Fresno Mayor Ashley Swearengin released a statement saying that, “Starting construction in the Central Valley makes good sense economically, environmentally and practically. It allows us to stretch every public dollar we have the fullest, and it allows the greatest flexibility as the project moves toward connecting major population centers.”
The plan also updates cost estimates, ridership figures and funding expectations to reflect current economic realities. New numbers have the annual ridership reaching as high as 43.9 million passengers, each paying between $52 and $123 each.
The result is a fiscally sound project that will attract and drive private investment, generate strong revenues and operate without any public subsidies, just as other high speed rail networks do throughout the world.
“We have carefully constructed a business plan that is mindful of the economic and budgetary constraints facing both the state and the nation,” said Authority Board Chairman Thomas J. Umberg. “It will deliver to California and Californians a cost-effective, efficient, and sensible alternative to more highways and increased airport congestion.”
The funding for the first piece of the rail plan, which will serve as the “backbone” of the system, has already been identified through federal funds and the voter-approved Proposition 1A. This initial Central Valley section is expected to create 100,000 jobs in the next five years.
Board members, including new gubernatorial appointees Dan Richard and Mike Rossi, brought a seasoned business perspective to developing the plan, which outlines the future of the largest infrastructure project underway in the United States.
“Our role was to incorporate a business perspective into the plan to prove that it is financially viable,” Richard said. “What we present today is the culmination of a lot of sweat and hard work to ensure that taxpayers are getting the best bang for the buck.”
Part of the business plan was the High Speed Rail Authority’s sell: even at $90+ billion, it is still a bargain to update an infrastructure that would be stretched by our projected population growth. 60 million people are expected to live in the state by mid-century, and the Authority estimates say that without high speed rail California will need as much as $171 billion to meet its transportation needs.

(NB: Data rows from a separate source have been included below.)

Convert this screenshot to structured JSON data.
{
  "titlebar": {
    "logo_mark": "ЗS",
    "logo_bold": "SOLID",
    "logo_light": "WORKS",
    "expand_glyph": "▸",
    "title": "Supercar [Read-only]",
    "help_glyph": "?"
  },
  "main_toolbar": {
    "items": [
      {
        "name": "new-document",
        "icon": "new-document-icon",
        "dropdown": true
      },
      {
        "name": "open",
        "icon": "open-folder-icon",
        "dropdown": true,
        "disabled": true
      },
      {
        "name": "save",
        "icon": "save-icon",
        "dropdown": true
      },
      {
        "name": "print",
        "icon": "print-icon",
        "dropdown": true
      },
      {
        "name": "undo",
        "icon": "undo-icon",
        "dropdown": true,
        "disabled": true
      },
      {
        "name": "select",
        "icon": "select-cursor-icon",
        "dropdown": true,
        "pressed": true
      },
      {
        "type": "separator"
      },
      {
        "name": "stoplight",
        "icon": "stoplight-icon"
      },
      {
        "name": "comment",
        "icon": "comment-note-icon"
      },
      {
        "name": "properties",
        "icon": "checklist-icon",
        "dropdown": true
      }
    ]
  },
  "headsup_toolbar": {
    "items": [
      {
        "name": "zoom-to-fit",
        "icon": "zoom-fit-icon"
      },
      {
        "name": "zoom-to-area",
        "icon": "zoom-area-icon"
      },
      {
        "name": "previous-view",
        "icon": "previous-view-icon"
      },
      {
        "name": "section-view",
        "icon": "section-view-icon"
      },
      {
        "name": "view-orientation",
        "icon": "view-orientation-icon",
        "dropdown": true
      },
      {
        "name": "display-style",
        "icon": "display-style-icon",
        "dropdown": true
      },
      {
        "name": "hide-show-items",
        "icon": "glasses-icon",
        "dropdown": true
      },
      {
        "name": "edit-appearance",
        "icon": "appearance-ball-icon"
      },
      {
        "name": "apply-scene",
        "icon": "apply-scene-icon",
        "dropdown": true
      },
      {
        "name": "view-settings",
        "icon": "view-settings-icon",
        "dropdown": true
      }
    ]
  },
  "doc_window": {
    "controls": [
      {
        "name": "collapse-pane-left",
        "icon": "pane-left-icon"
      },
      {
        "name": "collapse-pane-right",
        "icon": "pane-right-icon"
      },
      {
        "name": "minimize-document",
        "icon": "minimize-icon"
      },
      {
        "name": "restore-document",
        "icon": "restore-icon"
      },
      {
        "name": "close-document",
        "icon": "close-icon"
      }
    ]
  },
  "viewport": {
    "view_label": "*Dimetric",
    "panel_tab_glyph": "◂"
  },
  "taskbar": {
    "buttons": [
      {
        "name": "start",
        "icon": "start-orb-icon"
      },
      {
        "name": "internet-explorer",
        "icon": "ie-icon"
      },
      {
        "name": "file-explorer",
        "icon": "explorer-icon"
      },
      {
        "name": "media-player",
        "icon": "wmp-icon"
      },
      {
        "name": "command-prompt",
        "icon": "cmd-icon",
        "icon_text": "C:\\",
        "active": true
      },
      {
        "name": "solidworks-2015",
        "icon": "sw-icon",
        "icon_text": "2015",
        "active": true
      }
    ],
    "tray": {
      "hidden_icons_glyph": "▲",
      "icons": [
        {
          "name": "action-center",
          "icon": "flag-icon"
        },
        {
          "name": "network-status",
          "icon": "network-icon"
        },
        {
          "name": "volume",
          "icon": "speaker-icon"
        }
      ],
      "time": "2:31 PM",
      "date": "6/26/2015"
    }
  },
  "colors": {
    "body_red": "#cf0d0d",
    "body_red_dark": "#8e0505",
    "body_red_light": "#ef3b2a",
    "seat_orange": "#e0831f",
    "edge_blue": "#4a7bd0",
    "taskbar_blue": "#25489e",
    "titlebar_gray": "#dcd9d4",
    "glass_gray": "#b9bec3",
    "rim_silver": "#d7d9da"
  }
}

That means an additional 2,300 lane-miles of highways, 4 runways, and 115 airline gates will need to be built.
Each segment of the construction project will have its own value and independent utility, and depending upon the availability of funding, each segment will complement the previous one while augmenting existing local and regional rail networks in a cooperative and coordinated fashion. Regional rail systems in Los Angeles and San Francisco have been receptive to the idea of blending existing services with the new system.
Additionally, no public operating subsidy will be necessary for the rail system. Like successful systems around the world, California’s high speed rail system will initially be built with public sector funds and when the system is operational ridership will drive revenues that, in turn, will attract further private-sector investment.
To protect the taxpayers’ investment, the economic assumptions including inflation, cost of materials and ridership projections, included in this plan are realistic and conservative. The ridership projections have been rigorously tested by a peer-review panel of international experts.
The new business plan is available online on the High-Speed Rail Authority’s website. The public will have 60 days to comment and help shape the final plan, which will be completed and provided to the Legislature in January 2012.